The sugar factories – most of them owned directly or indirectly by powerful politicians in the state – make massive profits, while the labourers get a mere Rs. 228 for every ton of cane they chop. Balasaheb and Parvati together chop not more than 2-3 tons a day after toiling in the fields for 14 hours a day. “At the end of six months, the two of us would have made around Rs. 1 lakh,” he says. “We do not complain normally, but this year, the risk seems too much.”
When the workers migrate, they install temporary shacks in the sugarcane fields. About five feet high, the shacks are made of hay, some covered with plastic, with just about enough room for two people to sleep. The labourers cook food in the open and have to use the fields as toilets.
“If I send you photos of the way we live, you will be shocked,” Balasaheb says. “Social distancing is a luxury we cannot afford.”
“The huts are located close to each other,” says Parvati. “Whether around our shacks, or in the fields, it is impossible to maintain one metre of distance from other workers. Plus, we have to fill water every evening, and 25 women fill water from the same tap. That limited water is to be used for cleaning, cooking and drinking.”
Despite the terrible conditions, Khedkar says there is little they can do about it. “The sugar factory owners enjoy a lot of clout,” he says. “None of us would dare to speak up against them or stand up for our rights.”
Every sugar factory assigns at least 8,000 workers, says Deepak Nagargoje, an activist based in Beed, who works on the problems faced by the families of migrant sugarcane workers. If 79 factories are functioning today, it means more than 6 lakh workers are not able to practice social distancing or maintain adequate hygiene. “This is nothing but dehumanisation of the workers,” said Nagargoje. “The sugar factories should immediately release them, and not cut their wages.”

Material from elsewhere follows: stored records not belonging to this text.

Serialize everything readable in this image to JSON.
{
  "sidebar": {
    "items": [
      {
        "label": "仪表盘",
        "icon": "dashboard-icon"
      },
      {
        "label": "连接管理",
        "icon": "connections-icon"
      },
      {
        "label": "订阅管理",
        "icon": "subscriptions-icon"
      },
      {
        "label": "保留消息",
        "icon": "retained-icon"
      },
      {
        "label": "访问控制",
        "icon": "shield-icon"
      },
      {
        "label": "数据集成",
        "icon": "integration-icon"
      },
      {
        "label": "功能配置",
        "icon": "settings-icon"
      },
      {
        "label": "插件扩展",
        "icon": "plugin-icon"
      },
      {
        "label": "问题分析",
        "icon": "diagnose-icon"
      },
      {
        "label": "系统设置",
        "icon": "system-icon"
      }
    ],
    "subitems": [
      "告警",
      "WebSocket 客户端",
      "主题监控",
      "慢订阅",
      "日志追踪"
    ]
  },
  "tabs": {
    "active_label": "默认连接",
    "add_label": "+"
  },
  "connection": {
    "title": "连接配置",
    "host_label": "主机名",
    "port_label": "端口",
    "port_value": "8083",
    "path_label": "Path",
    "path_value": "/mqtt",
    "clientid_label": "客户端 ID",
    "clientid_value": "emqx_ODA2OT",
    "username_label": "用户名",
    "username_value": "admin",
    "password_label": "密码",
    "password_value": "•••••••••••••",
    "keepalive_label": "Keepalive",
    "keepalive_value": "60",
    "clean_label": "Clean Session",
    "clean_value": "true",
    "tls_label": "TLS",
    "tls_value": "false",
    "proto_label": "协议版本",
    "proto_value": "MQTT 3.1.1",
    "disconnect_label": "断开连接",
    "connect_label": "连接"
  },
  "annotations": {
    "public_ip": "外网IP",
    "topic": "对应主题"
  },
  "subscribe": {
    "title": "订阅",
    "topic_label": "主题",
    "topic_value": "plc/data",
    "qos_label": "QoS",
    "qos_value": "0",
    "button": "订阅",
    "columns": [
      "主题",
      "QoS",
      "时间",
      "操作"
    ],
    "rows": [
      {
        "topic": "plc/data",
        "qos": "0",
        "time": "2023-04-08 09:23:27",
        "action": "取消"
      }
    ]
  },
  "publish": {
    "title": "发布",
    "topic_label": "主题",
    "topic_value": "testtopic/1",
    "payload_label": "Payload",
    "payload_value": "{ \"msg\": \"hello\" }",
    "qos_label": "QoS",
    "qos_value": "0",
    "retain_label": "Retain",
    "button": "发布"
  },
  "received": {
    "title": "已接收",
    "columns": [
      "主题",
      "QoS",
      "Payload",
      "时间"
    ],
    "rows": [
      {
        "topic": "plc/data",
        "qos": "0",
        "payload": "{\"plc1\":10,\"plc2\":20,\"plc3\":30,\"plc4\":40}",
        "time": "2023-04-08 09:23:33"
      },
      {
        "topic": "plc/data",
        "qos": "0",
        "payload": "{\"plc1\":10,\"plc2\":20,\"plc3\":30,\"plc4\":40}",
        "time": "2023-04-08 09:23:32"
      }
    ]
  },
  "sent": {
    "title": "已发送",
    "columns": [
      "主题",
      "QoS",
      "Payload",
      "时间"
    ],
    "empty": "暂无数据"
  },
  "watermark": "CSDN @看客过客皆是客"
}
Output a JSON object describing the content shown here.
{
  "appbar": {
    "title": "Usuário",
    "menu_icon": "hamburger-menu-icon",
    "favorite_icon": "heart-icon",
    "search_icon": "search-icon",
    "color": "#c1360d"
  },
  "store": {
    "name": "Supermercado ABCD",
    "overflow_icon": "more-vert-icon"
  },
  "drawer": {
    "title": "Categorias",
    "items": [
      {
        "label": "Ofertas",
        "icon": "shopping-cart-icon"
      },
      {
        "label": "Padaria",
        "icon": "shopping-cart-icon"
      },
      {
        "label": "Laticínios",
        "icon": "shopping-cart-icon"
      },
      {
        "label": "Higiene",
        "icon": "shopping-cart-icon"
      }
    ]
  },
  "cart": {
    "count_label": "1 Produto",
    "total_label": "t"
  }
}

After Nagargoje raised the issue in the local media, on March 27, Saurabh Rao, Sugar Commissioner of Maharashtra, released a notice stating that sugar is an essential commodity and therefore exempted from the lockdown. “If the state is to have adequate supply of sugar, the factories will have to continue because that is where the raw material comes from. But the workers cutting cane at the factories ought to be looked after,” the notice said, and issued specific directives to the factories.
These included asking the factories to make arrangements for the workers’ stay and food, along with providing them hand sanitisers and enough water to maintain adequate hygiene. The directives also asked factories to ensure that the workers can maintain social distancing.
Postscript: By Sunday, March 29, labourers at 23 factories stopped working because the factories haven't provided any of these facilities.
Balasaheb Khedkar told me that the local sugarcane workers at his factory continue to work. But migrant labourers like him and Parvati have stopped two days ago. "It has become even more difficult because the local ration shops also want to stay away from us, fearing we have coronavirus," he said. “We cannot do this work on an empty stomach. The factory has not given us masks or sanitisers, but it should at least ensure our food."